Lutheran Church of the Augsburg Confession 400th anniversary
Organizers:Ján Juráš, Martin Porubjak
Dancers/singers:Martin Madej, Filip Takáč
Actors:Zuzana Porubjaková, Réka Dercsi, Branislav Deák, Ján Dobrík
Where:Petržalka House of Culture, Rovnianková 3, Bratislava
Playwright Martin Porubjak wrote a skit for the Lutheran church's 400th anniversary.
photo: Sme - Miroslava Cibulková
The church is perhaps best known for its school, which Ľudovít Štúr and Jozef Hurban, central figures of the Slovak National Awakening and "fathers" of the Slovak identity, attended in the 1830's. Since reopening in 1991, the school has thrived under director Ľudovít Kuruc, who has built up its reputation for bilingual education and attracted nearly 100 American instructors over the years.
The evening's entertainment, organized by Ján Juráš and Martin Porubjak, showcased talent from among the students, as well as some professional performers associated with the school.
Notable performances included a face-off between Slovak singer Martin Madej and folk dancer Filip Takáč. In keeping with the themes of the program, traditional folk dancing battled modern street rhythms. In an impressive spectacle that was truly Slovak - modern Slovak musical trends dueling against traditional Slovak musical trends - each competitor, using voice and dance, created his own music.
Takáč relied largely on the kind of unaccompanied percussion, such as stomping and clapping, that's so often part of Slovak folk performances. When divorced from the instrumentals and vocals, his technique matured and his inventive moves kept the show fascinating. Madej held the microphone close for part of the performance, adding his own style of forced air percussion that has become a staple of hip-hop culture. To that he added some break-dance moves. And as the battle came to an end, the music began to play, and each fell back on an established style of music.
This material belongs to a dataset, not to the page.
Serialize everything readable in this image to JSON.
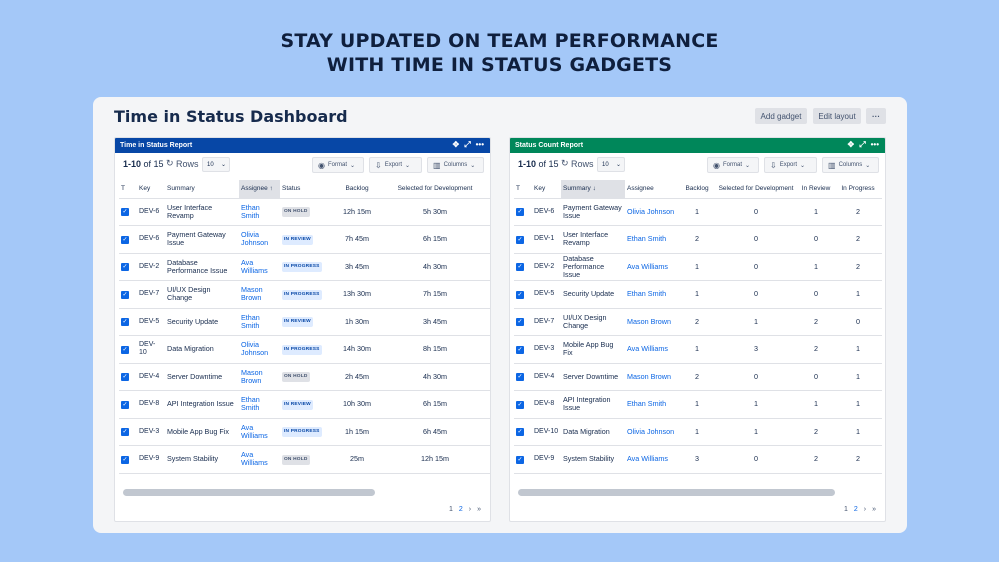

Another highlight that bridged the traditional and modern was a humorous piece written by Slovak playwright Martin Porubjak in which Štúr and Hurban reappear in present day Bratislava. The piece imagined their reactions to the changes that have taken place in their school and homeland.
Clueless as to where they might be, the pair concludes it must be Hell, until they recognize familiar landmarks. In shock, and in need of an explanation, they turn to a pair of rollerblading teenaged girls, who proceed to skate about the stage mocking them. The staging was meant to symbolize the dynamic youth of modern-day Bratislava encircling the static figures of history.
Performing the skit were Zuzana Porubjaková, Réka Dercsi, Branislav Deák, and Ján Dobrík. The actors portrayed Štúr and Hurban in a simple yet honourable light, while the Slovak teenaged girls were portrayed almost mockingly. The fact that the school had once been a hotbed of Slovak nationalism, a role punctuated by Štúr's dismissal from a teaching position there in 1843 and the loyal group of students who followed him in protest, added weight to the play's concept.
Also noteworthy was how the piece played irreverent speech and heavy Petržalka accents against Štúr's noble, soft central Slovak speech, which was especially delightful to those interested in the nuances of Slovak language and culture.
Allan Stevo is the author of the recently released collection of poems Somewhere between Bratislava and DC, available at Next Apache, Panenská 28.
19. Feb 2007 at 0:00 | Allan Stevo